**What is expected:**
Please set down each line of the material exactly.

**Data for review:**
★ ★ ★ ★ ★

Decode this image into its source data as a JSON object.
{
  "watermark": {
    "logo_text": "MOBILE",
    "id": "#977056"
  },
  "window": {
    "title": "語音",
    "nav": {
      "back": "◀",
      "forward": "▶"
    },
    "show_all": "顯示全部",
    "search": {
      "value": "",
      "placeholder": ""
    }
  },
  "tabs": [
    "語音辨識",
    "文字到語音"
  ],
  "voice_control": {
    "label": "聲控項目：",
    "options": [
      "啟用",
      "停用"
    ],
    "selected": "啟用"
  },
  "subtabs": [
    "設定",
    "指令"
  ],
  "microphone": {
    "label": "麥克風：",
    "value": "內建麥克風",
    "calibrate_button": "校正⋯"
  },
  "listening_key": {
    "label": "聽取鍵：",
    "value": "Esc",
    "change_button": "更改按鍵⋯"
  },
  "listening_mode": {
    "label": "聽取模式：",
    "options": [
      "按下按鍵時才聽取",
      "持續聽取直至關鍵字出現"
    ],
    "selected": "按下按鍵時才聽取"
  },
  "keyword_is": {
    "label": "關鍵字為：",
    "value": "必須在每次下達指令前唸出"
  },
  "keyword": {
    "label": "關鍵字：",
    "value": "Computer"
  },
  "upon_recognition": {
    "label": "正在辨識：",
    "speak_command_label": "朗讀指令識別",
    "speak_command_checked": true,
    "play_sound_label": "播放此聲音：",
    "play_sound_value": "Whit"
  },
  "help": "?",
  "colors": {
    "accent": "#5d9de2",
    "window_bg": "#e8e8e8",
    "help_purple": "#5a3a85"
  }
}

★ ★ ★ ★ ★

**Solved exercise:**
Decode this image into its source data as a JSON object.
{
  "watermark": {
    "logo_text": "MOBILE",
    "id": "#977056"
  },
  "window": {
    "title": "語音",
    "nav": {
      "back": "◀",
      "forward": "▶"
    },
    "show_all": "顯示全部",
    "search": {
      "value": "",
      "placeholder": ""
    }
  },
  "tabs": [
    "語音辨識",
    "文字到語音"
  ],
  "voice_control": {
    "label": "聲控項目：",
    "options": [
      "啟用",
      "停用"
    ],
    "selected": "啟用"
  },
  "subtabs": [
    "設定",
    "指令"
  ],
  "microphone": {
    "label": "麥克風：",
    "value": "內建麥克風",
    "calibrate_button": "校正⋯"
  },
  "listening_key": {
    "label": "聽取鍵：",
    "value": "Esc",
    "change_button": "更改按鍵⋯"
  },
  "listening_mode": {
    "label": "聽取模式：",
    "options": [
      "按下按鍵時才聽取",
      "持續聽取直至關鍵字出現"
    ],
    "selected": "按下按鍵時才聽取"
  },
  "keyword_is": {
    "label": "關鍵字為：",
    "value": "必須在每次下達指令前唸出"
  },
  "keyword": {
    "label": "關鍵字：",
    "value": "Computer"
  },
  "upon_recognition": {
    "label": "正在辨識：",
    "speak_command_label": "朗讀指令識別",
    "speak_command_checked": true,
    "play_sound_label": "播放此聲音：",
    "play_sound_value": "Whit"
  },
  "help": "?",
  "colors": {
    "accent": "#5d9de2",
    "window_bg": "#e8e8e8",
    "help_purple": "#5a3a85"
  }
}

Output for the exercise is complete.